Some Thoughts On The Big Picture

A while ago I jotted down my list of all the political things that I'd like to work for, & came up with a framework of 6 broad categories of the things that I think need to be accomplished, one way or another. I re-read it recently, and thought it might be worth posting, in case anyone finds it worthwhile:

1. Comprehensive National Security: 1) Maintain & develop a war-fighting capability second to none 2) Effective diplomacy that promotes & protects our interests, with due respect for the interests of others 3) Managing land, water, energy and natural resources for the long-term 4) Winning the WOT 5) winning the fight against *all* violent death, not just terrorism: domestic violence, drug & gang related violence, automobile fatalities, suicide. A framing device which includes the above + health care & foreign aid: “Silent September 11ths".

2. Shared Prosperity: A private-sector economy that government tilts toward delivering jobs, rising incomes, fair dealing, & opportunities for advancement for all Americans.

3 . Equal Dignity & Opportunity: (health care, education, and access to the tools of production). Health care includes mental and dental.

4. Foreign Aid & Environmental Protection.

5. Fiscal Responsibility: (balanced budget, secure funding for Social Security, Medicare & Medicaid, infrastructure investments for the future, & programs for individual & household fiscal responsibility: i.e. asset-building programs) .

6. Ending The Culture War: freedom & civil rights, tolerance, mutual respect & solidarity.

I think that one principle that unites everything for Democrats is "saving & improving lives". I think every Democratic policy proposal should be able to answer three questions: 1) How many lives will it save? 2)How many lives will it improve, and how? 3) What'll it cost? If you can't develop persuasive answers to all three questions for a given policy, you can't really expect it to be a big, winning issue for Democrats.

Lastly, I think just as important as big ideas is building a better organization.
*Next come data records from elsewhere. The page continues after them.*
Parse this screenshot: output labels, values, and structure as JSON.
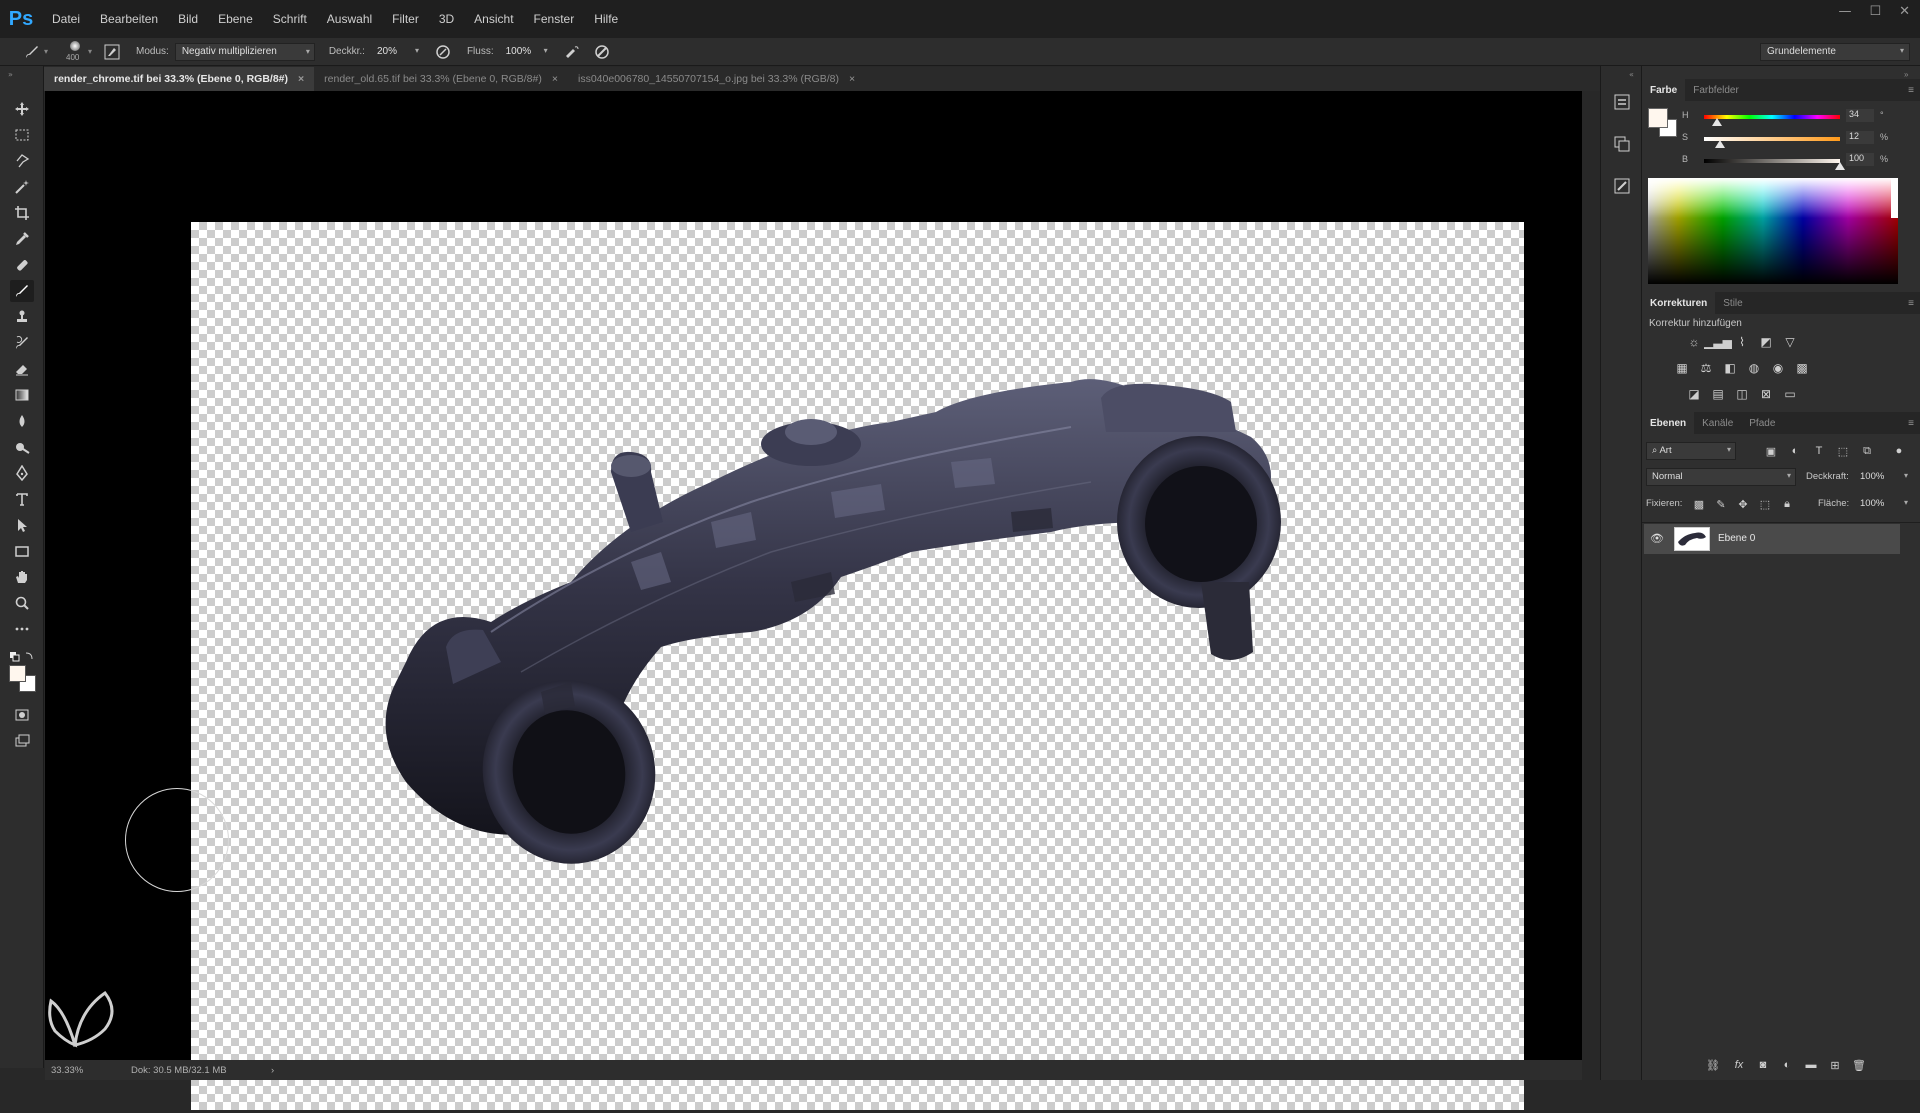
{
  "app": {
    "logo": "Ps"
  },
  "menu": [
    "Datei",
    "Bearbeiten",
    "Bild",
    "Ebene",
    "Schrift",
    "Auswahl",
    "Filter",
    "3D",
    "Ansicht",
    "Fenster",
    "Hilfe"
  ],
  "window_controls": {
    "minimize": "—",
    "maximize": "☐",
    "close": "✕"
  },
  "options": {
    "brush_size": "400",
    "mode_label": "Modus:",
    "mode_value": "Negativ multiplizieren",
    "opacity_label": "Deckkr.:",
    "opacity_value": "20%",
    "flow_label": "Fluss:",
    "flow_value": "100%",
    "workspace": "Grundelemente"
  },
  "tabs": [
    {
      "label": "render_chrome.tif bei 33.3% (Ebene 0, RGB/8#)",
      "active": true
    },
    {
      "label": "render_old.65.tif bei 33.3% (Ebene 0, RGB/8#)",
      "active": false
    },
    {
      "label": "iss040e006780_14550707154_o.jpg bei 33.3% (RGB/8)",
      "active": false
    }
  ],
  "tab_close": "×",
  "status": {
    "zoom": "33.33%",
    "doc": "Dok: 30.5 MB/32.1 MB",
    "arrow": "›"
  },
  "color_panel": {
    "tabs": [
      "Farbe",
      "Farbfelder"
    ],
    "sliders": [
      {
        "label": "H",
        "value": "34",
        "unit": "°",
        "fraction": 0.094
      },
      {
        "label": "S",
        "value": "12",
        "unit": "%",
        "fraction": 0.12
      },
      {
        "label": "B",
        "value": "100",
        "unit": "%",
        "fraction": 1.0
      }
    ],
    "foreground": "#fff7ee",
    "background": "#ffffff"
  },
  "adjustments": {
    "tabs": [
      "Korrekturen",
      "Stile"
    ],
    "heading": "Korrektur hinzufügen",
    "row1": [
      "brightness-icon",
      "levels-icon",
      "curves-icon",
      "exposure-icon",
      "vibrance-icon"
    ],
    "row2": [
      "hue-saturation-icon",
      "color-balance-icon",
      "black-white-icon",
      "photo-filter-icon",
      "channel-mixer-icon",
      "color-lookup-icon"
    ],
    "row3": [
      "invert-icon",
      "posterize-icon",
      "threshold-icon",
      "selective-color-icon",
      "gradient-map-icon"
    ]
  },
  "layers": {
    "tabs": [
      "Ebenen",
      "Kanäle",
      "Pfade"
    ],
    "filter_value": "Art",
    "blend_mode": "Normal",
    "opacity_label": "Deckkraft:",
    "opacity_value": "100%",
    "lock_label": "Fixieren:",
    "fill_label": "Fläche:",
    "fill_value": "100%",
    "items": [
      {
        "name": "Ebene 0",
        "visible": true
      }
    ]
  }
}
I think Dean's and others' plans to get a volunteer for every precinct in the country is pretty interesting.

Needless to say, I'd be interested in other people's take on all this framework stuff, and any of these quick & obviously unoriginal, commonplace ideas should be used freely without need for any attribution whatsoever.